We read or hear about extreme weather situations around the globe every week, as well as shattering historical records of temperature and precipitation – too much or too little, on both counts. As gardeners, we’ve noticed subtle shifts in our own backyards: longer, cold and wet springs; short, hot, dry summers; longer, warmer and drier falls; and even, on the whole, milder winters, with less snowfall. We may even have noticed that some of our plants that used to do really well are struggling, while others that we once struggled to maintain are either dead losses or getting their second wind and taking off.
To help address climate change, OHA District 3 offered Societies this year a $150 grant opportunity. RLHS submitted an application and D3 Executive awarded us the grant. The goal of our project was to identify vegetable cultivars that are resilient to growing conditions and changing climate in our area, with reasonable performance (e.g. yield, health, pest resilience). In other words, we planted, mulched and walked away until harvest.
We cultivated a 20’ x 20’ plot at Lower Beverley Lake Park, with vegetable crops common to our area, using biodynamic practices, with no chemical amendments to soil or plant, and no shading or watering (except at the time of transplant or seeding). Some of the vegetables would be a variety common to this area, but not usually grown under the specified conditions. In addition, for about half of the cultivars, we grew 2 common varieties alongside a different variety claiming greater resilience in challenging climate conditions (such as heat and dryness). The vegetables we used were potatoes, onions, cabbage, carrots, kale, bush beans, summer and winter squash, tomatoes, corn, beets, rutabagas, and white turnips.
To see the results and conclusions from this project, watch our video in the link below.

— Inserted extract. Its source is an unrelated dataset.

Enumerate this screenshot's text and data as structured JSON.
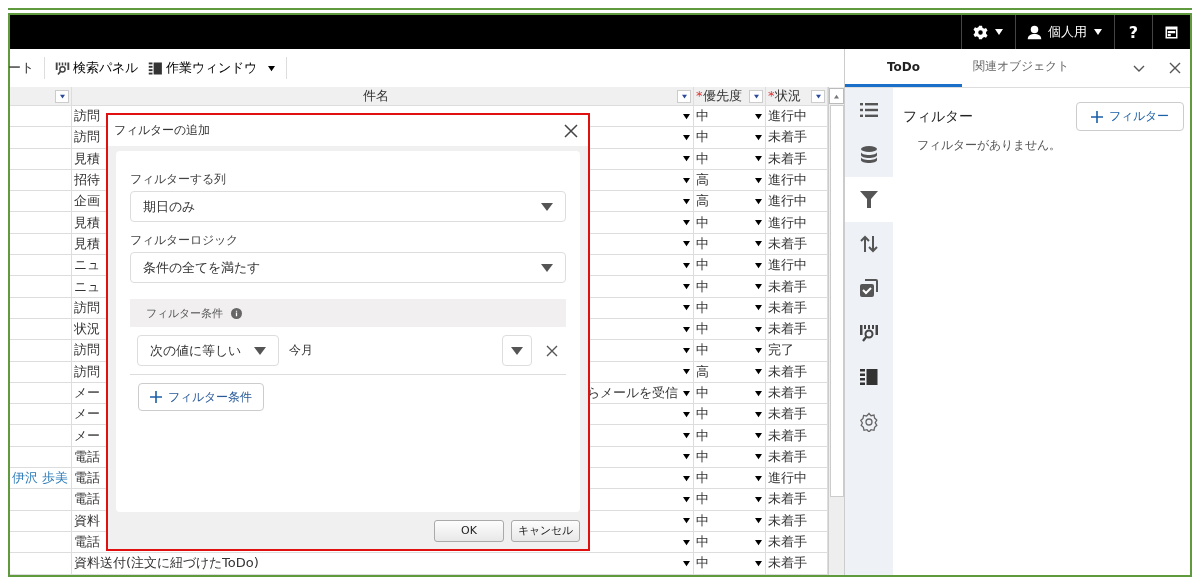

The Board Committee that worked on this project consisted of John Carley, Mark Stevens, Meg McCallum and Yvonne Helwig.